__Aim of the exercise__. Every entry must be given again exactly. Include no pictures.

__Supplied data__.
- - -

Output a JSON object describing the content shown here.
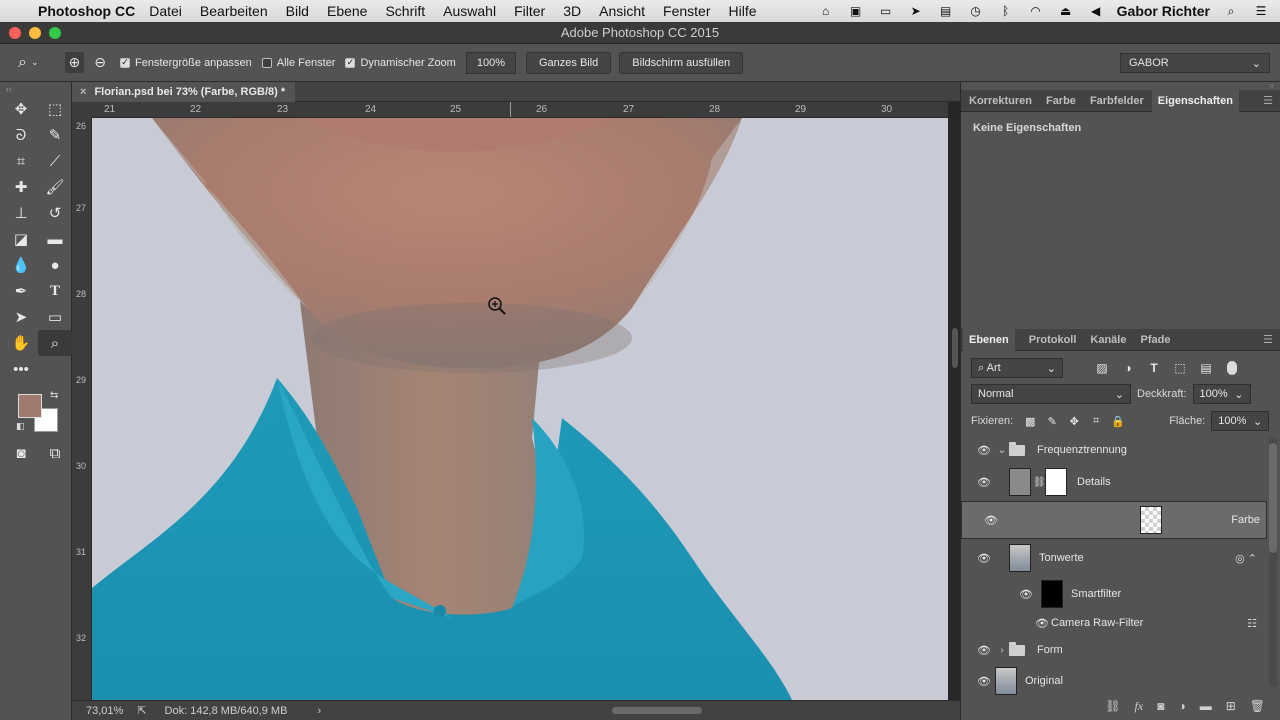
{
  "menubar": {
    "app_name": "Photoshop CC",
    "items": [
      "Datei",
      "Bearbeiten",
      "Bild",
      "Ebene",
      "Schrift",
      "Auswahl",
      "Filter",
      "3D",
      "Ansicht",
      "Fenster",
      "Hilfe"
    ],
    "user": "Gabor Richter"
  },
  "window": {
    "title": "Adobe Photoshop CC 2015"
  },
  "options_bar": {
    "resize_windows_label": "Fenstergröße anpassen",
    "resize_windows_checked": true,
    "all_windows_label": "Alle Fenster",
    "all_windows_checked": false,
    "scrubby_zoom_label": "Dynamischer Zoom",
    "scrubby_zoom_checked": true,
    "zoom_100_label": "100%",
    "fit_screen_label": "Ganzes Bild",
    "fill_screen_label": "Bildschirm ausfüllen",
    "workspace_value": "GABOR"
  },
  "document": {
    "tab_title": "Florian.psd bei 73% (Farbe, RGB/8) *",
    "ruler_h": [
      "21",
      "22",
      "23",
      "24",
      "25",
      "26",
      "27",
      "28",
      "29",
      "30"
    ],
    "ruler_v": [
      "26",
      "27",
      "28",
      "29",
      "30",
      "31",
      "32"
    ]
  },
  "status_bar": {
    "zoom": "73,01%",
    "doc_info": "Dok: 142,8 MB/640,9 MB"
  },
  "properties_panel": {
    "tabs": [
      "Korrekturen",
      "Farbe",
      "Farbfelder",
      "Eigenschaften"
    ],
    "active_tab": "Eigenschaften",
    "content": "Keine Eigenschaften"
  },
  "layers_panel": {
    "tabs": [
      "Ebenen",
      "Protokoll",
      "Kanäle",
      "Pfade"
    ],
    "active_tab": "Ebenen",
    "filter_value": "Art",
    "blend_mode": "Normal",
    "opacity_label": "Deckkraft:",
    "opacity_value": "100%",
    "lock_label": "Fixieren:",
    "fill_label": "Fläche:",
    "fill_value": "100%",
    "layers": [
      {
        "name": "Frequenztrennung",
        "kind": "group",
        "expanded": true
      },
      {
        "name": "Details",
        "kind": "layer-with-mask"
      },
      {
        "name": "Farbe",
        "kind": "layer",
        "selected": true
      },
      {
        "name": "Tonwerte",
        "kind": "smart-object"
      },
      {
        "name": "Smartfilter",
        "kind": "smart-filter"
      },
      {
        "name": "Camera Raw-Filter",
        "kind": "filter"
      },
      {
        "name": "Form",
        "kind": "group",
        "expanded": false
      },
      {
        "name": "Original",
        "kind": "smart-object"
      }
    ]
  },
  "colors": {
    "foreground": "#a07a6f",
    "background": "#ffffff",
    "accent_title": "#3a3a3a"
  }
}
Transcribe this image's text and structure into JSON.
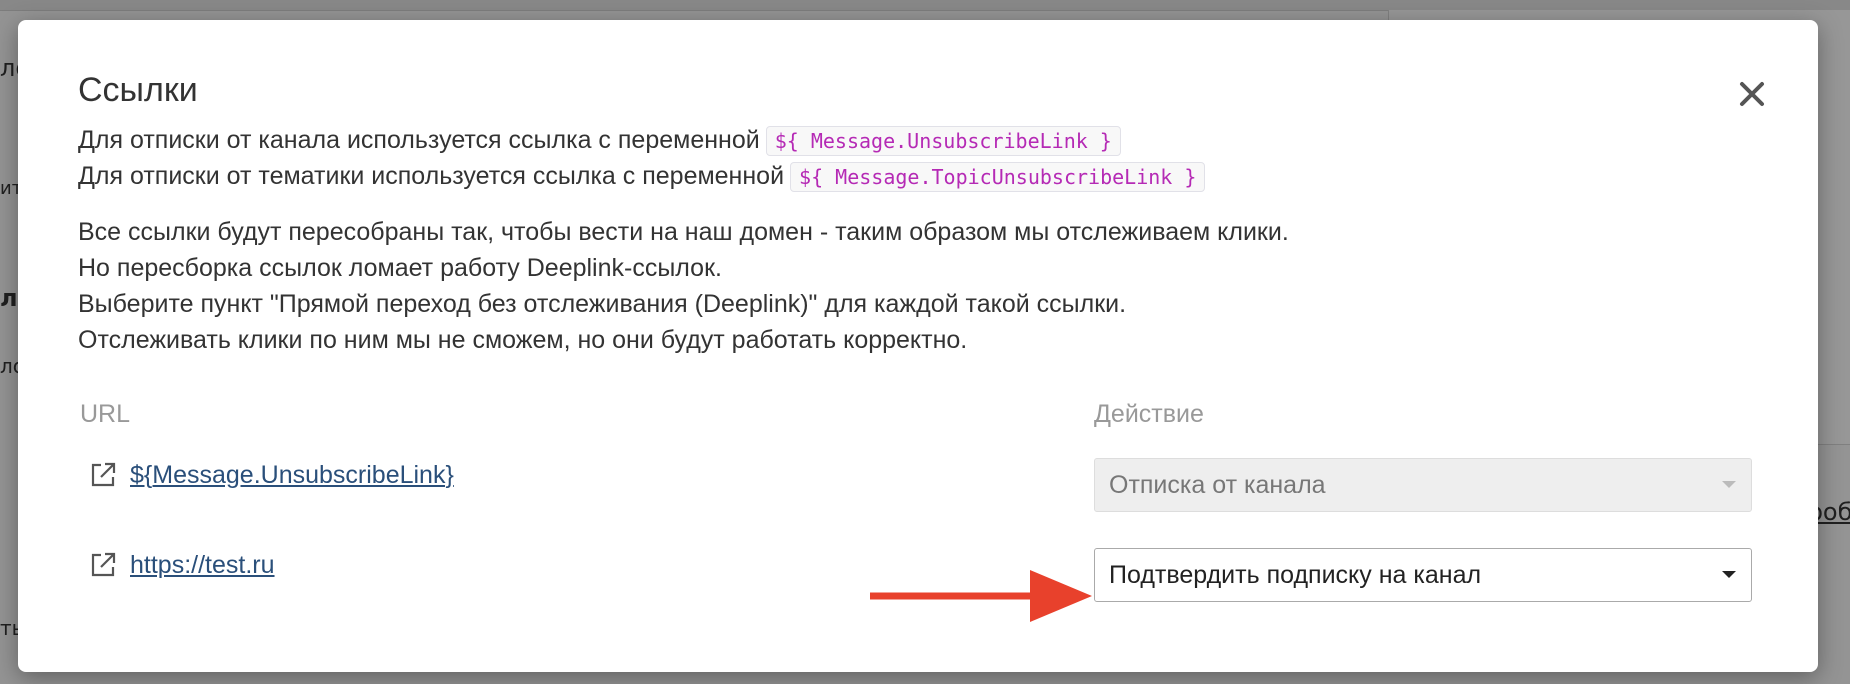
{
  "background": {
    "fragments": [
      "ло",
      "ит",
      "ль",
      "лс",
      "ть",
      "проб"
    ]
  },
  "modal": {
    "title": "Ссылки",
    "close_icon": "close-icon",
    "intro_lines": [
      {
        "text": "Для отписки от канала используется ссылка с переменной",
        "code": "${ Message.UnsubscribeLink }"
      },
      {
        "text": "Для отписки от тематики используется ссылка с переменной",
        "code": "${ Message.TopicUnsubscribeLink }"
      }
    ],
    "info_lines": [
      "Все ссылки будут пересобраны так, чтобы вести на наш домен - таким образом мы отслеживаем клики.",
      "Но пересборка ссылок ломает работу Deeplink-ссылок.",
      "Выберите пункт \"Прямой переход без отслеживания (Deeplink)\" для каждой такой ссылки.",
      "Отслеживать клики по ним мы не сможем, но они будут работать корректно."
    ],
    "table": {
      "col_url": "URL",
      "col_action": "Действие",
      "rows": [
        {
          "url": "${Message.UnsubscribeLink}",
          "action": "Отписка от канала",
          "disabled": true
        },
        {
          "url": "https://test.ru",
          "action": "Подтвердить подписку на канал",
          "disabled": false
        }
      ]
    }
  },
  "colors": {
    "code_text": "#b52ab5",
    "link": "#2a4f7a",
    "annotation_arrow": "#e8412c"
  },
  "icons": {
    "external_link": "external-link-icon",
    "dropdown": "caret-down-icon",
    "annotation": "red-arrow-annotation"
  }
}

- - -

__The answer__.
Output a JSON object describing the content shown here.
{
  "menubar": {
    "app_name": "Photoshop CC",
    "items": [
      "Datei",
      "Bearbeiten",
      "Bild",
      "Ebene",
      "Schrift",
      "Auswahl",
      "Filter",
      "3D",
      "Ansicht",
      "Fenster",
      "Hilfe"
    ],
    "user": "Gabor Richter"
  },
  "window": {
    "title": "Adobe Photoshop CC 2015"
  },
  "options_bar": {
    "resize_windows_label": "Fenstergröße anpassen",
    "resize_windows_checked": true,
    "all_windows_label": "Alle Fenster",
    "all_windows_checked": false,
    "scrubby_zoom_label": "Dynamischer Zoom",
    "scrubby_zoom_checked": true,
    "zoom_100_label": "100%",
    "fit_screen_label": "Ganzes Bild",
    "fill_screen_label": "Bildschirm ausfüllen",
    "workspace_value": "GABOR"
  },
  "document": {
    "tab_title": "Florian.psd bei 73% (Farbe, RGB/8) *",
    "ruler_h": [
      "21",
      "22",
      "23",
      "24",
      "25",
      "26",
      "27",
      "28",
      "29",
      "30"
    ],
    "ruler_v": [
      "26",
      "27",
      "28",
      "29",
      "30",
      "31",
      "32"
    ]
  },
  "status_bar": {
    "zoom": "73,01%",
    "doc_info": "Dok: 142,8 MB/640,9 MB"
  },
  "properties_panel": {
    "tabs": [
      "Korrekturen",
      "Farbe",
      "Farbfelder",
      "Eigenschaften"
    ],
    "active_tab": "Eigenschaften",
    "content": "Keine Eigenschaften"
  },
  "layers_panel": {
    "tabs": [
      "Ebenen",
      "Protokoll",
      "Kanäle",
      "Pfade"
    ],
    "active_tab": "Ebenen",
    "filter_value": "Art",
    "blend_mode": "Normal",
    "opacity_label": "Deckkraft:",
    "opacity_value": "100%",
    "lock_label": "Fixieren:",
    "fill_label": "Fläche:",
    "fill_value": "100%",
    "layers": [
      {
        "name": "Frequenztrennung",
        "kind": "group",
        "expanded": true
      },
      {
        "name": "Details",
        "kind": "layer-with-mask"
      },
      {
        "name": "Farbe",
        "kind": "layer",
        "selected": true
      },
      {
        "name": "Tonwerte",
        "kind": "smart-object"
      },
      {
        "name": "Smartfilter",
        "kind": "smart-filter"
      },
      {
        "name": "Camera Raw-Filter",
        "kind": "filter"
      },
      {
        "name": "Form",
        "kind": "group",
        "expanded": false
      },
      {
        "name": "Original",
        "kind": "smart-object"
      }
    ]
  },
  "colors": {
    "foreground": "#a07a6f",
    "background": "#ffffff",
    "accent_title": "#3a3a3a"
  }
}
Transcribe this image's text and structure into JSON.
{
  "background": {
    "fragments": [
      "ло",
      "ит",
      "ль",
      "лс",
      "ть",
      "проб"
    ]
  },
  "modal": {
    "title": "Ссылки",
    "close_icon": "close-icon",
    "intro_lines": [
      {
        "text": "Для отписки от канала используется ссылка с переменной",
        "code": "${ Message.UnsubscribeLink }"
      },
      {
        "text": "Для отписки от тематики используется ссылка с переменной",
        "code": "${ Message.TopicUnsubscribeLink }"
      }
    ],
    "info_lines": [
      "Все ссылки будут пересобраны так, чтобы вести на наш домен - таким образом мы отслеживаем клики.",
      "Но пересборка ссылок ломает работу Deeplink-ссылок.",
      "Выберите пункт \"Прямой переход без отслеживания (Deeplink)\" для каждой такой ссылки.",
      "Отслеживать клики по ним мы не сможем, но они будут работать корректно."
    ],
    "table": {
      "col_url": "URL",
      "col_action": "Действие",
      "rows": [
        {
          "url": "${Message.UnsubscribeLink}",
          "action": "Отписка от канала",
          "disabled": true
        },
        {
          "url": "https://test.ru",
          "action": "Подтвердить подписку на канал",
          "disabled": false
        }
      ]
    }
  },
  "colors": {
    "code_text": "#b52ab5",
    "link": "#2a4f7a",
    "annotation_arrow": "#e8412c"
  },
  "icons": {
    "external_link": "external-link-icon",
    "dropdown": "caret-down-icon",
    "annotation": "red-arrow-annotation"
  }
}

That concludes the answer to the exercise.